Prompt
Whenever a line in the entries below contains the string "High", copy that line.

[Items from a data source]
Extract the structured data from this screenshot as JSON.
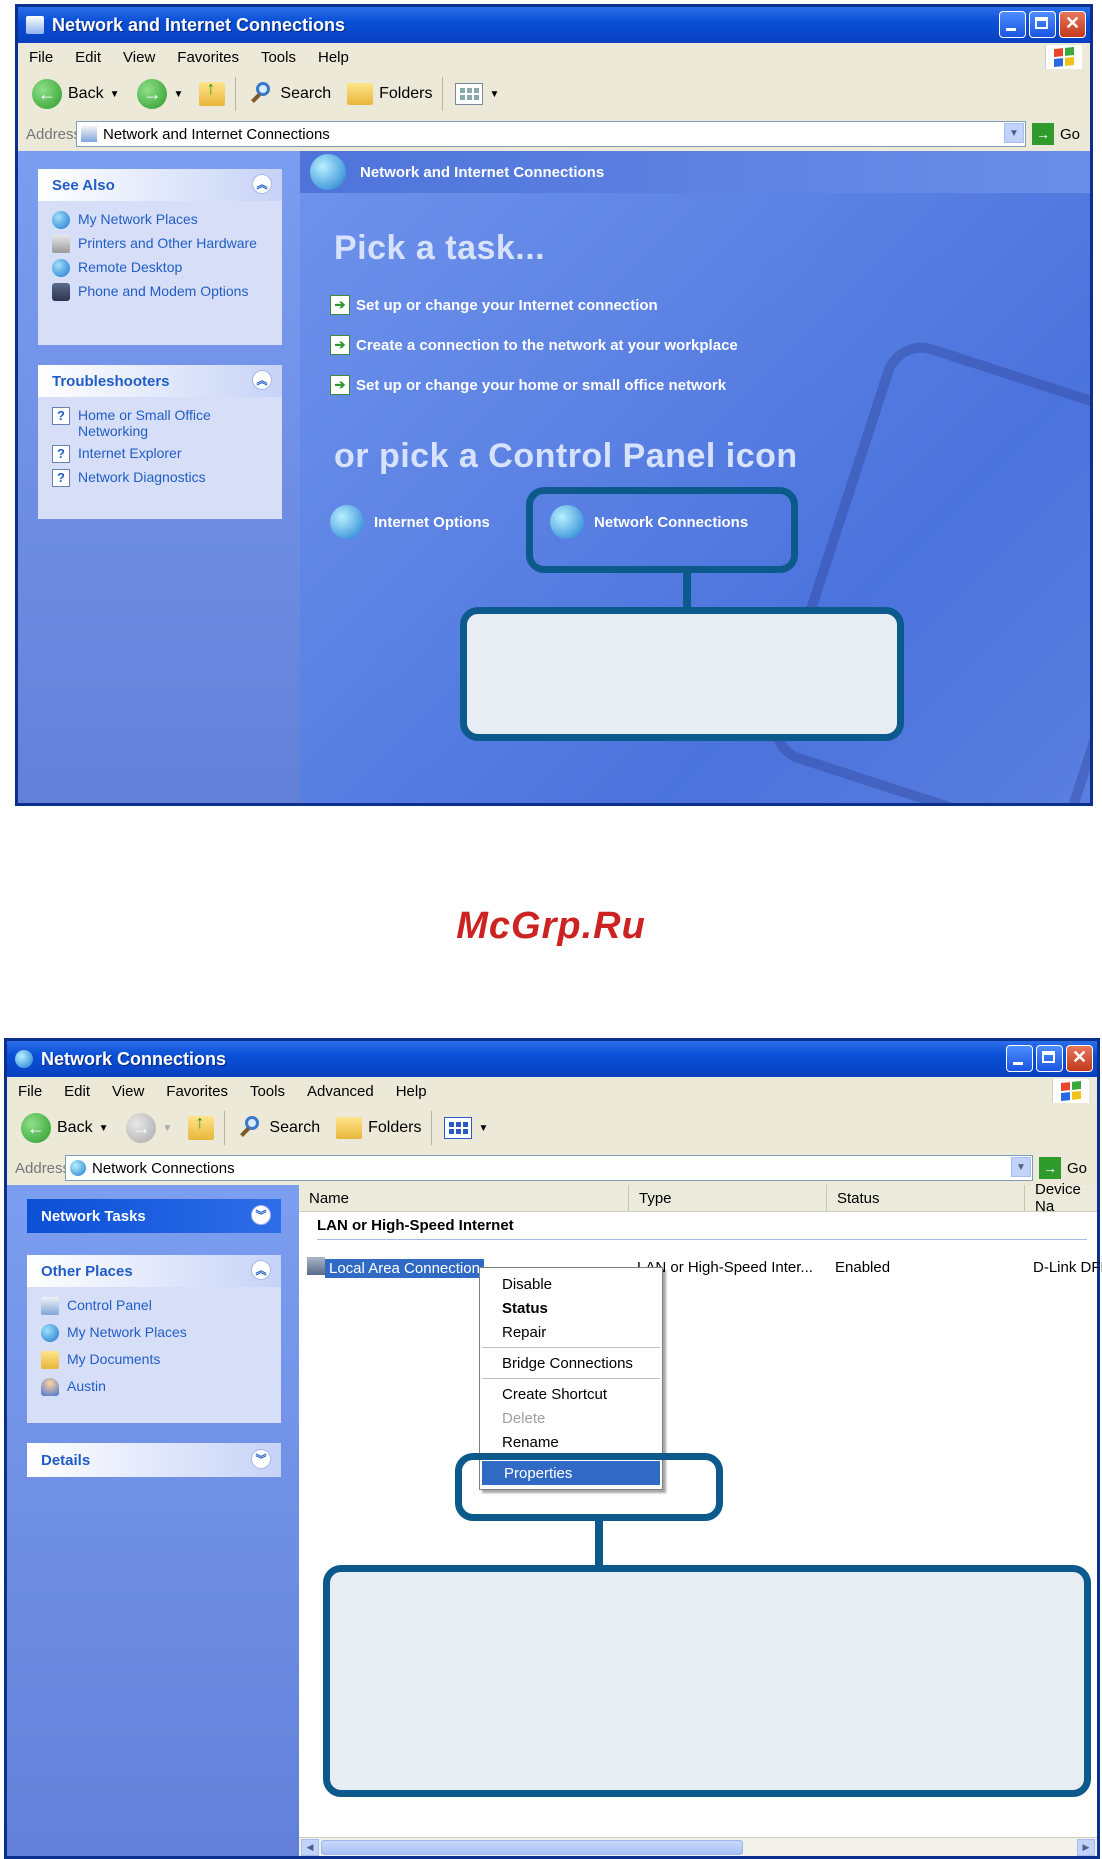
{
  "top_window": {
    "title": "Network and Internet Connections",
    "menu": [
      "File",
      "Edit",
      "View",
      "Favorites",
      "Tools",
      "Help"
    ],
    "toolbar": {
      "back": "Back",
      "search": "Search",
      "folders": "Folders"
    },
    "address": {
      "label": "Address",
      "value": "Network and Internet Connections",
      "go": "Go"
    },
    "see_also": {
      "title": "See Also",
      "items": [
        "My Network Places",
        "Printers and Other Hardware",
        "Remote Desktop",
        "Phone and Modem Options"
      ]
    },
    "troubleshooters": {
      "title": "Troubleshooters",
      "items": [
        "Home or Small Office Networking",
        "Internet Explorer",
        "Network Diagnostics"
      ]
    },
    "header": "Network and Internet Connections",
    "pick_task": "Pick a task...",
    "tasks": [
      "Set up or change your Internet connection",
      "Create a connection to the network at your workplace",
      "Set up or change your home or small office network"
    ],
    "pick_icon": "or pick a Control Panel icon",
    "icons": [
      "Internet Options",
      "Network Connections"
    ]
  },
  "watermark": "McGrp.Ru",
  "bottom_window": {
    "title": "Network Connections",
    "menu": [
      "File",
      "Edit",
      "View",
      "Favorites",
      "Tools",
      "Advanced",
      "Help"
    ],
    "toolbar": {
      "back": "Back",
      "search": "Search",
      "folders": "Folders"
    },
    "address": {
      "label": "Address",
      "value": "Network Connections",
      "go": "Go"
    },
    "network_tasks": {
      "title": "Network Tasks"
    },
    "other_places": {
      "title": "Other Places",
      "items": [
        "Control Panel",
        "My Network Places",
        "My Documents",
        "Austin"
      ]
    },
    "details": {
      "title": "Details"
    },
    "columns": [
      "Name",
      "Type",
      "Status",
      "Device Na"
    ],
    "group": "LAN or High-Speed Internet",
    "row": {
      "name": "Local Area Connection",
      "type": "LAN or High-Speed Inter...",
      "status": "Enabled",
      "device": "D-Link DFE"
    },
    "context_menu": [
      "Disable",
      "Status",
      "Repair",
      "Bridge Connections",
      "Create Shortcut",
      "Delete",
      "Rename",
      "Properties"
    ]
  }
}
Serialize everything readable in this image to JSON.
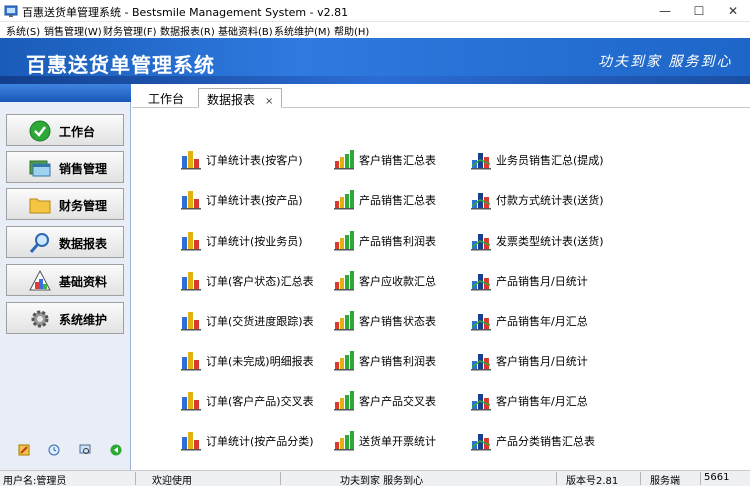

Task response
    "group": "LAN or High-Speed Internet",
      "type": "LAN or High-Speed Inter...",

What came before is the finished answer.